##### RECORDS PROVIDED
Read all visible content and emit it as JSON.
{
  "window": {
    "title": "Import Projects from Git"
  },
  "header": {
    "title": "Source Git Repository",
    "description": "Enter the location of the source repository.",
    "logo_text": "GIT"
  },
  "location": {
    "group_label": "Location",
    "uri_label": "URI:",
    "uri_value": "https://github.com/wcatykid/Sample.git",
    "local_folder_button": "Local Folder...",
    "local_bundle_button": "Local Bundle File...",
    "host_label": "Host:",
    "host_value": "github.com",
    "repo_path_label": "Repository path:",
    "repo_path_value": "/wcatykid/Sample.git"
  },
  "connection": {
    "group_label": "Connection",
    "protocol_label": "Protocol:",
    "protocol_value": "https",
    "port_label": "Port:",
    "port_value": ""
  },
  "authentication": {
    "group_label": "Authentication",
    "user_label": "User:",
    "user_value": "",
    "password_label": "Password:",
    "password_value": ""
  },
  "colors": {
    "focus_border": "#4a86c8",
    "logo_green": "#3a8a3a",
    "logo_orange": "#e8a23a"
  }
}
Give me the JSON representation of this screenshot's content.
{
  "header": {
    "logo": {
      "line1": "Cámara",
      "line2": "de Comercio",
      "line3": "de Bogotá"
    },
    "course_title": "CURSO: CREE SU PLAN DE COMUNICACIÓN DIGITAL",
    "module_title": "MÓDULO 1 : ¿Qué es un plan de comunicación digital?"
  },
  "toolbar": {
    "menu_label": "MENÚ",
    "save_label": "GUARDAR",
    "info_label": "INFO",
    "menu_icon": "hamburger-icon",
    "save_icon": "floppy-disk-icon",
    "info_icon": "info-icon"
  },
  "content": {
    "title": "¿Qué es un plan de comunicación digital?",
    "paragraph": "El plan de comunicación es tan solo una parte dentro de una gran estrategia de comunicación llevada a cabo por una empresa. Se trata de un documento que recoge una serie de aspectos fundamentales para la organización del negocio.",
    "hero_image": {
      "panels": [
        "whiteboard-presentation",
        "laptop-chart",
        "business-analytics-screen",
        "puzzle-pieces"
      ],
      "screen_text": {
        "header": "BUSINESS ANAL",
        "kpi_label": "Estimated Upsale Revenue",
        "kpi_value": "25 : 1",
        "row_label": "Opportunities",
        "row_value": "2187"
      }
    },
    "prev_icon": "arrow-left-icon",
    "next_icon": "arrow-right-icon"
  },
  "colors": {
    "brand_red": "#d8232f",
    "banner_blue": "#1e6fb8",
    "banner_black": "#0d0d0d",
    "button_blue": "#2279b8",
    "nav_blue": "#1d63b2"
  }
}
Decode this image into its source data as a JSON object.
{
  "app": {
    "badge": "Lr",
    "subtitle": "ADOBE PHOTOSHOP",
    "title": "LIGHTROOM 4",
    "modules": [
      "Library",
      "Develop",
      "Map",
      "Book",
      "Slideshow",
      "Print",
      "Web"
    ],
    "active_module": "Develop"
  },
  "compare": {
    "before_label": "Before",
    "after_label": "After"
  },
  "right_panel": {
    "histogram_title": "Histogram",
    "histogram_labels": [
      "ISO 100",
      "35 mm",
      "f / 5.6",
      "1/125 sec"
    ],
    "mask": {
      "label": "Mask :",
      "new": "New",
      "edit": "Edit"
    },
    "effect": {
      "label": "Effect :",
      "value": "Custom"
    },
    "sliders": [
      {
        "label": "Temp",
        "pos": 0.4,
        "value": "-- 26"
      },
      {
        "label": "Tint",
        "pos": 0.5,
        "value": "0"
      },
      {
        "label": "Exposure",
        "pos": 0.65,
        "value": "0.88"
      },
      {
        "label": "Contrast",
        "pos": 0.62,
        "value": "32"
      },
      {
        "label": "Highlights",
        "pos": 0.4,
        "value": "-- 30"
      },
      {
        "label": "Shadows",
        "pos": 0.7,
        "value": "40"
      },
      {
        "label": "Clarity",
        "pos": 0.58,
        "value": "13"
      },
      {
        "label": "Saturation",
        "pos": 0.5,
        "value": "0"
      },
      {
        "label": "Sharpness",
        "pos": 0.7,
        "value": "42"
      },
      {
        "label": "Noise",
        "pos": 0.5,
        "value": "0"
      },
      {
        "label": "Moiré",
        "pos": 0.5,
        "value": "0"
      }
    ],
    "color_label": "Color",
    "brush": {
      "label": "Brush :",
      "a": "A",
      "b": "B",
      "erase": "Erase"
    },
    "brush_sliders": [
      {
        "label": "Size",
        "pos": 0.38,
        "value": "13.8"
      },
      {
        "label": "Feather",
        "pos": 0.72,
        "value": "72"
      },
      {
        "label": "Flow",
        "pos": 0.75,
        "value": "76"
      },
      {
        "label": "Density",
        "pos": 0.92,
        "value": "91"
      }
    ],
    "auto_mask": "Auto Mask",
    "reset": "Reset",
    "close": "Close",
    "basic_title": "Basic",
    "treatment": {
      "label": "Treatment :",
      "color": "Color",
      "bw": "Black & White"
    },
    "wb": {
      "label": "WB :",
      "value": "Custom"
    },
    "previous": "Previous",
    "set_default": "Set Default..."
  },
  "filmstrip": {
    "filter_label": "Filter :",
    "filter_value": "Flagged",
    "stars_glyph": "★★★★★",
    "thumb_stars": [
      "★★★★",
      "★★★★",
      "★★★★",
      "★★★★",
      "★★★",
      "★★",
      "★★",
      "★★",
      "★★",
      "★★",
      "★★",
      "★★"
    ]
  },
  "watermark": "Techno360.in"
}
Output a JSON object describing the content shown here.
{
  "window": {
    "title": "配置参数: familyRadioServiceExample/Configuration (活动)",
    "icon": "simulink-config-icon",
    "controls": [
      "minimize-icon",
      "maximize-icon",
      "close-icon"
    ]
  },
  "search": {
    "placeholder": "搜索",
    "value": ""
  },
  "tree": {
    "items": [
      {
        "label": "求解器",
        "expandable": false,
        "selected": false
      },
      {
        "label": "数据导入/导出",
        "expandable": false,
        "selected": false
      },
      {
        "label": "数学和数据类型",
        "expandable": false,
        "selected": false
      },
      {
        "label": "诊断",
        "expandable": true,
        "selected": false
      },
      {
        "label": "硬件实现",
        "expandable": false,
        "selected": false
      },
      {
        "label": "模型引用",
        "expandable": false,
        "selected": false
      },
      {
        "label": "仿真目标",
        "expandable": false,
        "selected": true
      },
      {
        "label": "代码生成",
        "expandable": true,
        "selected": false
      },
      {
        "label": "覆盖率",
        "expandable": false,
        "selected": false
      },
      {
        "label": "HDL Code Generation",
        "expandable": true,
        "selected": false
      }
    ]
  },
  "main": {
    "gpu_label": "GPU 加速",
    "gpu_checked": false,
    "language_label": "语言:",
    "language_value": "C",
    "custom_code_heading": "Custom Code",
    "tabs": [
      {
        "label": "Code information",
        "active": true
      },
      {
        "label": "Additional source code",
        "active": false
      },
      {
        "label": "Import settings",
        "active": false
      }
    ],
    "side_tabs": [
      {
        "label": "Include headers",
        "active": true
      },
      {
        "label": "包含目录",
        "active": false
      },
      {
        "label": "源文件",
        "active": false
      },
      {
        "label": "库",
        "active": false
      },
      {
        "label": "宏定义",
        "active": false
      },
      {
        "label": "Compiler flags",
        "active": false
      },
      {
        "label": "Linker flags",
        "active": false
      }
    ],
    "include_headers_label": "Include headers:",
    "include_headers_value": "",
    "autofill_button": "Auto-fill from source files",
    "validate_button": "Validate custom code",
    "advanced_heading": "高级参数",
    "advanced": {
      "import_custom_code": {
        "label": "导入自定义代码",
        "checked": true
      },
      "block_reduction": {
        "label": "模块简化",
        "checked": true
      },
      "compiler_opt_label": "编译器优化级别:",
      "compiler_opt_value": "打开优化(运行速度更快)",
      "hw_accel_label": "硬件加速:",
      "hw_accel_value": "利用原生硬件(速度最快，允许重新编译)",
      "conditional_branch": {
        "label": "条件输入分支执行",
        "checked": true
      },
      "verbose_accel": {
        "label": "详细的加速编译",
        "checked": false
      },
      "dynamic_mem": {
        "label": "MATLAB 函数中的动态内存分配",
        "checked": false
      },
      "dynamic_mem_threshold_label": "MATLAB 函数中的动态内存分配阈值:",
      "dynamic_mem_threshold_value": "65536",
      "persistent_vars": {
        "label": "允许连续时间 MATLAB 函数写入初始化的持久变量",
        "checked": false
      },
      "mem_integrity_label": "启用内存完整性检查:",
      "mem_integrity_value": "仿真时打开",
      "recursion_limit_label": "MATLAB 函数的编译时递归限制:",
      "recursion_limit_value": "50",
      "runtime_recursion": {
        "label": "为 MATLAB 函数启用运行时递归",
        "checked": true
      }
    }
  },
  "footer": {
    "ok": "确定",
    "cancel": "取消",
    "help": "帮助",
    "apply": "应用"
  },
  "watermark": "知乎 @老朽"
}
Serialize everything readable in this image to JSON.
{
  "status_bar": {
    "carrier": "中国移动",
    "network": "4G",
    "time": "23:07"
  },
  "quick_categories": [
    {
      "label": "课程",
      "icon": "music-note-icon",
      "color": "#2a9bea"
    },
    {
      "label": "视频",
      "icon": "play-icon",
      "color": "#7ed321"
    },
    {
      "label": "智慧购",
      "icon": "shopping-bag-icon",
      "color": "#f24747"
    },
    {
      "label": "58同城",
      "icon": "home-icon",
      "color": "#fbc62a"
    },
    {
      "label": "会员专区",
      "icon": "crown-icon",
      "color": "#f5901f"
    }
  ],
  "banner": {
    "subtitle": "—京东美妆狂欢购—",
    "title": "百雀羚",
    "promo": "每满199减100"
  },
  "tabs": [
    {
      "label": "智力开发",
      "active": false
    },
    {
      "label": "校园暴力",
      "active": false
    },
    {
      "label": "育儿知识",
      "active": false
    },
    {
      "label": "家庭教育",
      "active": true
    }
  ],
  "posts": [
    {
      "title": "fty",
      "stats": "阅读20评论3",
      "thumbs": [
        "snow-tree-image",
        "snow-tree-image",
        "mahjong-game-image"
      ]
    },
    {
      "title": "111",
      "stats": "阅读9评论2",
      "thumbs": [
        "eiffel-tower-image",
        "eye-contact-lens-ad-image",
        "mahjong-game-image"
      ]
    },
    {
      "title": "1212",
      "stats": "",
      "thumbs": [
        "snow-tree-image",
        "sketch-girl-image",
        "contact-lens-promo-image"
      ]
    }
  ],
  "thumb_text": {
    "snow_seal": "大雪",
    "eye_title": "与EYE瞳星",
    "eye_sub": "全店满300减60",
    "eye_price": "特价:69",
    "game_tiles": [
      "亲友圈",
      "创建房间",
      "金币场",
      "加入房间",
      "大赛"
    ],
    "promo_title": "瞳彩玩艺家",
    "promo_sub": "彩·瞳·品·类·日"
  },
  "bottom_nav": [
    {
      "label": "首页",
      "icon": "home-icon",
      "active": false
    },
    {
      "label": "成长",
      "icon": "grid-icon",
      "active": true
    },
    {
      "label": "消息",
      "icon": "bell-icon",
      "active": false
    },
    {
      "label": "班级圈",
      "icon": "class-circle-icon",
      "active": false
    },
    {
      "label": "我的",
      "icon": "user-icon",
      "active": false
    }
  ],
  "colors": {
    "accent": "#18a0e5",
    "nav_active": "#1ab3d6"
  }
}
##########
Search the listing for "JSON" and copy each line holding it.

Read all visible content and emit it as JSON.
Give me the JSON representation of this screenshot's content.
Decode this image into its source data as a JSON object.
Output a JSON object describing the content shown here.
Serialize everything readable in this image to JSON.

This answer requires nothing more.